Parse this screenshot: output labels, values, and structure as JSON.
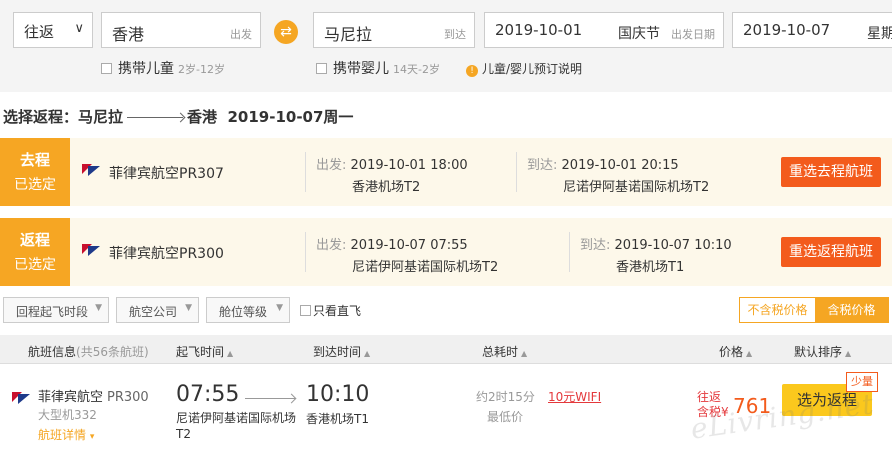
{
  "search": {
    "trip_type": "往返",
    "from_city": "香港",
    "from_hint": "出发",
    "swap_symbol": "⇄",
    "to_city": "马尼拉",
    "to_hint": "到达",
    "depart_date": "2019-10-01",
    "depart_holiday": "国庆节",
    "depart_hint": "出发日期",
    "return_date": "2019-10-07",
    "return_weekday": "星期",
    "child_label": "携带儿童",
    "child_age": "2岁-12岁",
    "infant_label": "携带婴儿",
    "infant_age": "14天-2岁",
    "note_label": "儿童/婴儿预订说明"
  },
  "route_title": {
    "prefix": "选择返程：马尼拉",
    "to": "香港",
    "date": "2019-10-07周一"
  },
  "selected": {
    "outbound": {
      "tag1": "去程",
      "tag2": "已选定",
      "airline": "菲律宾航空PR307",
      "dep_label": "出发:",
      "dep_time": "2019-10-01 18:00",
      "dep_airport": "香港机场T2",
      "arr_label": "到达:",
      "arr_time": "2019-10-01 20:15",
      "arr_airport": "尼诺伊阿基诺国际机场T2",
      "button": "重选去程航班"
    },
    "return": {
      "tag1": "返程",
      "tag2": "已选定",
      "airline": "菲律宾航空PR300",
      "dep_label": "出发:",
      "dep_time": "2019-10-07 07:55",
      "dep_airport": "尼诺伊阿基诺国际机场T2",
      "arr_label": "到达:",
      "arr_time": "2019-10-07 10:10",
      "arr_airport": "香港机场T1",
      "button": "重选返程航班"
    }
  },
  "filters": {
    "time": "回程起飞时段",
    "airline": "航空公司",
    "cabin": "舱位等级",
    "direct": "只看直飞",
    "price_excl": "不含税价格",
    "price_incl": "含税价格"
  },
  "list_header": {
    "info": "航班信息",
    "info_count": "(共56条航班)",
    "dep": "起飞时间",
    "arr": "到达时间",
    "duration": "总耗时",
    "price": "价格",
    "sort": "默认排序"
  },
  "flight": {
    "airline": "菲律宾航空",
    "flight_no": "PR300",
    "plane": "大型机332",
    "details": "航班详情",
    "dep_time": "07:55",
    "arr_time": "10:10",
    "dep_airport": "尼诺伊阿基诺国际机场T2",
    "arr_airport": "香港机场T1",
    "duration": "约2时15分",
    "lowest": "最低价",
    "wifi": "10元WIFI",
    "price_tag1": "往返",
    "price_tag2": "含税¥",
    "price": "761",
    "button": "选为返程",
    "scarce": "少量"
  },
  "watermark": "eLivring.net"
}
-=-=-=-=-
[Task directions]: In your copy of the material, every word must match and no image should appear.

[Response to the task]:
Parse this screenshot: output labels, values, and structure as JSON.
{
  "search": {
    "trip_type": "往返",
    "from_city": "香港",
    "from_hint": "出发",
    "swap_symbol": "⇄",
    "to_city": "马尼拉",
    "to_hint": "到达",
    "depart_date": "2019-10-01",
    "depart_holiday": "国庆节",
    "depart_hint": "出发日期",
    "return_date": "2019-10-07",
    "return_weekday": "星期",
    "child_label": "携带儿童",
    "child_age": "2岁-12岁",
    "infant_label": "携带婴儿",
    "infant_age": "14天-2岁",
    "note_label": "儿童/婴儿预订说明"
  },
  "route_title": {
    "prefix": "选择返程：马尼拉",
    "to": "香港",
    "date": "2019-10-07周一"
  },
  "selected": {
    "outbound": {
      "tag1": "去程",
      "tag2": "已选定",
      "airline": "菲律宾航空PR307",
      "dep_label": "出发:",
      "dep_time": "2019-10-01 18:00",
      "dep_airport": "香港机场T2",
      "arr_label": "到达:",
      "arr_time": "2019-10-01 20:15",
      "arr_airport": "尼诺伊阿基诺国际机场T2",
      "button": "重选去程航班"
    },
    "return": {
      "tag1": "返程",
      "tag2": "已选定",
      "airline": "菲律宾航空PR300",
      "dep_label": "出发:",
      "dep_time": "2019-10-07 07:55",
      "dep_airport": "尼诺伊阿基诺国际机场T2",
      "arr_label": "到达:",
      "arr_time": "2019-10-07 10:10",
      "arr_airport": "香港机场T1",
      "button": "重选返程航班"
    }
  },
  "filters": {
    "time": "回程起飞时段",
    "airline": "航空公司",
    "cabin": "舱位等级",
    "direct": "只看直飞",
    "price_excl": "不含税价格",
    "price_incl": "含税价格"
  },
  "list_header": {
    "info": "航班信息",
    "info_count": "(共56条航班)",
    "dep": "起飞时间",
    "arr": "到达时间",
    "duration": "总耗时",
    "price": "价格",
    "sort": "默认排序"
  },
  "flight": {
    "airline": "菲律宾航空",
    "flight_no": "PR300",
    "plane": "大型机332",
    "details": "航班详情",
    "dep_time": "07:55",
    "arr_time": "10:10",
    "dep_airport": "尼诺伊阿基诺国际机场T2",
    "arr_airport": "香港机场T1",
    "duration": "约2时15分",
    "lowest": "最低价",
    "wifi": "10元WIFI",
    "price_tag1": "往返",
    "price_tag2": "含税¥",
    "price": "761",
    "button": "选为返程",
    "scarce": "少量"
  },
  "watermark": "eLivring.net"
}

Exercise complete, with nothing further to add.